Perrault's tale of the cat who makes his master's fortune has never received a more faithful yet remarkably original treatment. Marcellino ( A Rat's Tale ) breaks convention from the start by relegating the book's title and credits to the back cover. The front cover is stunning: the mysterious feline, wearing a white ruffled collar and plumed red hat, stares out with green eyes as compelling and evocative as the story itself. The artist's luxurious and skillfully designed paintings startle in their complexity and beauty. Light and shadow mingle on tiled floors, through goblets, in courtyards. The simplicity of the cobblestoned streets and the peasant scenes are contrasted with the beribboned finery of the court, where the King--in a pink sash and lacy pantaloons--sits on a gilded throne. Like Cyrano do Bergerac, Marcellino's Puss has genuine panache. Sporting only his famed boots, he waits patiently in dappled sunlight for a stray hare or, with apparent nonchalance, entraps the wide-eyed ogre. Whether he is presenting his kill to the dandified King or is coiled like any ordinary cat on a carpet at the Marquis's banquet, he seems both true feline and fairy-tale creation at the same time. From Arthur's clean, clear translation to Marcellino's opulent illustrations, this version of Perrault's classic story is brilliantly conceived and executed.
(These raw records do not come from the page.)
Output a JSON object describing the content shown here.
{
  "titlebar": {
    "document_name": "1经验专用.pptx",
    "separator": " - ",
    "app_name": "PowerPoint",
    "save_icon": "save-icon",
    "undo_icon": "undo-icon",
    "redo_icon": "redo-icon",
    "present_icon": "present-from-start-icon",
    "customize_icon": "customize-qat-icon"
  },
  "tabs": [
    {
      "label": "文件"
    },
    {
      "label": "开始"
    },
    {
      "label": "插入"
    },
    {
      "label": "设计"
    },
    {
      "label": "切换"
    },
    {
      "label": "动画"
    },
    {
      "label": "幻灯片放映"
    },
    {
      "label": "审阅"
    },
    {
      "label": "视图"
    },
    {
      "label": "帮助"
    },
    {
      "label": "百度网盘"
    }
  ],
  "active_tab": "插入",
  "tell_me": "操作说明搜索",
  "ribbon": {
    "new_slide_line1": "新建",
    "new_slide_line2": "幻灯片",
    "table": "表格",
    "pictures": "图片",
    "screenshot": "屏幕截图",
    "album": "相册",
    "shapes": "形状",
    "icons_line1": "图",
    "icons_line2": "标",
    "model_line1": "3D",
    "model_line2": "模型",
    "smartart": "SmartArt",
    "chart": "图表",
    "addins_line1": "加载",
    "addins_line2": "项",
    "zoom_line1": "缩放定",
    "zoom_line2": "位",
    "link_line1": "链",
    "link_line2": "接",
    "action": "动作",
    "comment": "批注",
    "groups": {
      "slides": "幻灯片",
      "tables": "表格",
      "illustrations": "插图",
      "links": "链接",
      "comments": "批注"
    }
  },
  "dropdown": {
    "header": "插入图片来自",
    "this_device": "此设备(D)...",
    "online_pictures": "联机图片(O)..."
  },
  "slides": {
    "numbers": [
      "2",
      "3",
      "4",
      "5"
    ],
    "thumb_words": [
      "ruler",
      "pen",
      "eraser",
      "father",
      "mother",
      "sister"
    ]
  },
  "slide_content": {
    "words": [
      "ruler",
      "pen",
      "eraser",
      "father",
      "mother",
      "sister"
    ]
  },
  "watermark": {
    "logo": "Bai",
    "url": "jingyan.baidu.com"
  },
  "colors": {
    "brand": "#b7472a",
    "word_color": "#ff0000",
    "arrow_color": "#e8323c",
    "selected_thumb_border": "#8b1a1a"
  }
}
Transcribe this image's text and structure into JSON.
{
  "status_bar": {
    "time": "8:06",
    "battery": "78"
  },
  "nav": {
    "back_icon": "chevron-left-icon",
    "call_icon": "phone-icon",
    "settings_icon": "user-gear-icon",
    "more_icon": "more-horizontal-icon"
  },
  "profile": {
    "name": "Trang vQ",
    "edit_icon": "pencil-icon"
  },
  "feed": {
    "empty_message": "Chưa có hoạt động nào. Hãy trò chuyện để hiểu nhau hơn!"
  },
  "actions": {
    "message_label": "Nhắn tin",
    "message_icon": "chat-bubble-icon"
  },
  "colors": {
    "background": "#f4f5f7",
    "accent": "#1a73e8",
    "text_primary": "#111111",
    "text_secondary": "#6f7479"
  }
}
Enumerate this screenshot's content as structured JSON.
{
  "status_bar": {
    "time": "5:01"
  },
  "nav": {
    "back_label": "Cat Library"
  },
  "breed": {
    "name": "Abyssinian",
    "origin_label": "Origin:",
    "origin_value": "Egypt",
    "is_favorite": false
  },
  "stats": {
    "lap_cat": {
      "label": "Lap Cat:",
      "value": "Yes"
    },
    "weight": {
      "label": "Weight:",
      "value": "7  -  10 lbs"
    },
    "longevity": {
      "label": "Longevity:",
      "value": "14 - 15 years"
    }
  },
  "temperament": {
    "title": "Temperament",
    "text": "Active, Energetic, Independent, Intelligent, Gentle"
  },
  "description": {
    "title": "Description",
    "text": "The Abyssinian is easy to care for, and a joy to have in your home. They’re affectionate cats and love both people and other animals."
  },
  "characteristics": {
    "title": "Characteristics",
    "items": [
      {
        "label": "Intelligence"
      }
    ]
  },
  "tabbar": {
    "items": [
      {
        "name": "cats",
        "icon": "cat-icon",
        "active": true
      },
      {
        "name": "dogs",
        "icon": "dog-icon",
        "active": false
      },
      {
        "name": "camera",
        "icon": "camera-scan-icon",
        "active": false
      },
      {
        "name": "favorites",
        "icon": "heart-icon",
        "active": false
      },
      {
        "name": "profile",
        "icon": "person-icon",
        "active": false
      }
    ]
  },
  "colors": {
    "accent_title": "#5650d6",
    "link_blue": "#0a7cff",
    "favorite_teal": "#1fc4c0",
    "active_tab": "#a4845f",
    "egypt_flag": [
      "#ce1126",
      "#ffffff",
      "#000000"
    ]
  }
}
All ages. (Oct.)
Reviewed on: 10/31/1990 Release date: 11/01/1990 Genre: Children's
During the Covid-19 crisis, Publishers Weekly is providing free digital access to our magazine, archive, and website. To receive the access to the latest issue delivered to your inbox free each week, enter your email below.